[[ Data, beginning ]]

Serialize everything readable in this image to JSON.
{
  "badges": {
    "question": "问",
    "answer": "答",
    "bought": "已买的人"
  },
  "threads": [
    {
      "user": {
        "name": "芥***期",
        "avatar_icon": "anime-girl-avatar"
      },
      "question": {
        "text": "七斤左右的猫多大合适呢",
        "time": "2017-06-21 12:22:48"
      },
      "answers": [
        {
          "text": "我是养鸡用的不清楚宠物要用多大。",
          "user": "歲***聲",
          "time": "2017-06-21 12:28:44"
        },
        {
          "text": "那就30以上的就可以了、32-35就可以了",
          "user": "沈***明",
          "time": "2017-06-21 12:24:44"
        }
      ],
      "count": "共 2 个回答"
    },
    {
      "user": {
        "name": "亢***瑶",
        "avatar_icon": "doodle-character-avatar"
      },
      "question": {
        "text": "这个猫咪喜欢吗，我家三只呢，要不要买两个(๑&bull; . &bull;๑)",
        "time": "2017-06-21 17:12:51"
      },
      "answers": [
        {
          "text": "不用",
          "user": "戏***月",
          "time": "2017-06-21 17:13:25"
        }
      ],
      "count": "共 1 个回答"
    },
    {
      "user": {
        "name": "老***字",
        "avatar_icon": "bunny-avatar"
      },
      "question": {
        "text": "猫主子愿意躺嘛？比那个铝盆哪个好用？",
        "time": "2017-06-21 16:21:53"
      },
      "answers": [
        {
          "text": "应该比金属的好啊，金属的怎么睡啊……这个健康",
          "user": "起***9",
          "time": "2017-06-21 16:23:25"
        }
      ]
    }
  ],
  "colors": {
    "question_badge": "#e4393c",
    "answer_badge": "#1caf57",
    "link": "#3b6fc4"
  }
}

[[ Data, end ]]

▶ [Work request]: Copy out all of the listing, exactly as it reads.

▶ [Task solution]:
Serialize everything readable in this image to JSON.
{
  "badges": {
    "question": "问",
    "answer": "答",
    "bought": "已买的人"
  },
  "threads": [
    {
      "user": {
        "name": "芥***期",
        "avatar_icon": "anime-girl-avatar"
      },
      "question": {
        "text": "七斤左右的猫多大合适呢",
        "time": "2017-06-21 12:22:48"
      },
      "answers": [
        {
          "text": "我是养鸡用的不清楚宠物要用多大。",
          "user": "歲***聲",
          "time": "2017-06-21 12:28:44"
        },
        {
          "text": "那就30以上的就可以了、32-35就可以了",
          "user": "沈***明",
          "time": "2017-06-21 12:24:44"
        }
      ],
      "count": "共 2 个回答"
    },
    {
      "user": {
        "name": "亢***瑶",
        "avatar_icon": "doodle-character-avatar"
      },
      "question": {
        "text": "这个猫咪喜欢吗，我家三只呢，要不要买两个(๑&bull; . &bull;๑)",
        "time": "2017-06-21 17:12:51"
      },
      "answers": [
        {
          "text": "不用",
          "user": "戏***月",
          "time": "2017-06-21 17:13:25"
        }
      ],
      "count": "共 1 个回答"
    },
    {
      "user": {
        "name": "老***字",
        "avatar_icon": "bunny-avatar"
      },
      "question": {
        "text": "猫主子愿意躺嘛？比那个铝盆哪个好用？",
        "time": "2017-06-21 16:21:53"
      },
      "answers": [
        {
          "text": "应该比金属的好啊，金属的怎么睡啊……这个健康",
          "user": "起***9",
          "time": "2017-06-21 16:23:25"
        }
      ]
    }
  ],
  "colors": {
    "question_badge": "#e4393c",
    "answer_badge": "#1caf57",
    "link": "#3b6fc4"
  }
}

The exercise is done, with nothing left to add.